The borrowers defaulted and the loan servicer sent a notice demanding payment of the past-due amount.  When the borrower failed to pay, the loan owner filed a foreclosure action, attaching copies of the note, mortgage and an assignment of the mortgage from MERS to the loan owner. The copy of the note was not indorsed. In their answer, the borrowers raised lack of standing and failure to comply with a condition precedent as defenses.

At trial, the lower court admitted into evidence the original note and mortgage, the default letter, and a loan payment history. However, the original note, unlike the copy attached to the complaint, contained an undated special indorsement from the original lender to another bank as trustee rather than to the plaintiff mortgagee. The trial court entered final judgment in the plaintiff mortgagee’s favor, and the borrowers appealed.

On appeal, the Fifth DCA began by reiterating the black letter rule of law that a party seeking to foreclose a mortgage must demonstrate that it has standing at the time the complaint is filed. In addition, the Court also noted that, under section 673.3011 of Florida’s version of the Uniform Commercial Code, the plaintiff must be either the holder of the note, a non-holder who has the rights of a holder, or a person not in possession who is entitled to enforce the note under section 673.3091, Florida Statutes.

The Court further noted that, if the note does not reflect the plaintiff as the payee, it must show a special indorsement in the plaintiff’s favor or a so-called blank indorsement, meaning it is payable to the bearer. In addition, the Court noted, the plaintiff can provide an assignment, an affidavit of ownership, or testimony of a witness at trial regarding the date the plaintiff became the owner of the note in order to prove standing.

Although the plaintiff mortgagee attached a copy of the assignment of mortgage to the complaint dated prior to the commencement of the action, it was not admitted into evidence at trial or mentioned by the plaintiff mortgagee’s only witness. The witness only stated in conclusory fashion that the plaintiff mortgagee was entitled to enforce the note, but failed to establish when the plaintiff mortgagee took possession of the note or that it had acquired the note before filing the foreclosure action. The witness also failed to explain why the copy attached to the complaint contained an undated indorsement to a non-party bank, not the plaintiff mortgagee.

Although the special indorsement on the note established that the non-party bank reflected as payee had standing to foreclose, there was no evidence in the record proving that the non-party bank indorsed the note to the plaintiff mortgagee, either specially or in blank, or that the trustee of the original lender’s pooling and servicing agreement had been changed. The indorsement on the original note did not reflect that plaintiff mortgagee was the proper party with standing to file the foreclosure action.

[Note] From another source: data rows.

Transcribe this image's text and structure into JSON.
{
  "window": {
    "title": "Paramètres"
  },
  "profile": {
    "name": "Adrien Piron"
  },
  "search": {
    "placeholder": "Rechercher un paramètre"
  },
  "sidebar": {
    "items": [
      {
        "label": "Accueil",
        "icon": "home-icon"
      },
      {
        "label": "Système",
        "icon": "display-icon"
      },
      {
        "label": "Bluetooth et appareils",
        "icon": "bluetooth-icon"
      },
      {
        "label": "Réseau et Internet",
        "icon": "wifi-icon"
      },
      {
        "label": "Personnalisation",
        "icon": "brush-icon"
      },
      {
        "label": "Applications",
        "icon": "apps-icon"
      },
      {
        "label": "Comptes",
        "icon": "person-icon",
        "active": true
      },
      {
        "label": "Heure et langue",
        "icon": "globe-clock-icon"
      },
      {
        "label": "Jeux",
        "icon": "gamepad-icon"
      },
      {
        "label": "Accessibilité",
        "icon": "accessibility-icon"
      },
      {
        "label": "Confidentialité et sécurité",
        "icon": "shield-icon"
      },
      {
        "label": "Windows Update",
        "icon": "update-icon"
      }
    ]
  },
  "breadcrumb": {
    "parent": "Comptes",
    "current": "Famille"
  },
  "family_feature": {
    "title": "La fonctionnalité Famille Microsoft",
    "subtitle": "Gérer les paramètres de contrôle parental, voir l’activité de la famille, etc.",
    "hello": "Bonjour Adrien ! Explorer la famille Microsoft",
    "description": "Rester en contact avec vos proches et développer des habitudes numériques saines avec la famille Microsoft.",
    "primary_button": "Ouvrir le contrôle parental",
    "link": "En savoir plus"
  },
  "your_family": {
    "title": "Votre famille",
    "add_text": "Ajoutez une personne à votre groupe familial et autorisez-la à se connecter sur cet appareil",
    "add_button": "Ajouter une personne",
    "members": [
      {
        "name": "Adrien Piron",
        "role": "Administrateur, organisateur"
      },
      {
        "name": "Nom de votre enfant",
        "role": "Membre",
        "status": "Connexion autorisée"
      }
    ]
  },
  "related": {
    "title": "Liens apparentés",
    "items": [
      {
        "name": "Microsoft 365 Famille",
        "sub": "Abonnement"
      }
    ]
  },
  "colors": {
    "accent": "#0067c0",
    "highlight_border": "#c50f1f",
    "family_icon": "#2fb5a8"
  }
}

Importantly, however, the Court rejected the borrower’s second argument that the plaintiff mortgage failed to comply with the 30-day notice of default and right to cure requirement in the mortgage because, even though only 29 days’ notice was provided, the borrower was not prejudiced because he made no attempt to cure the default.  The Fifth DCA held that, under Florida law, without a showing of prejudice, the breach of a condition precedent is not a defense to enforcement of an otherwise valid contract.

Accordingly, the final judgment of foreclosure was reversed and remanded.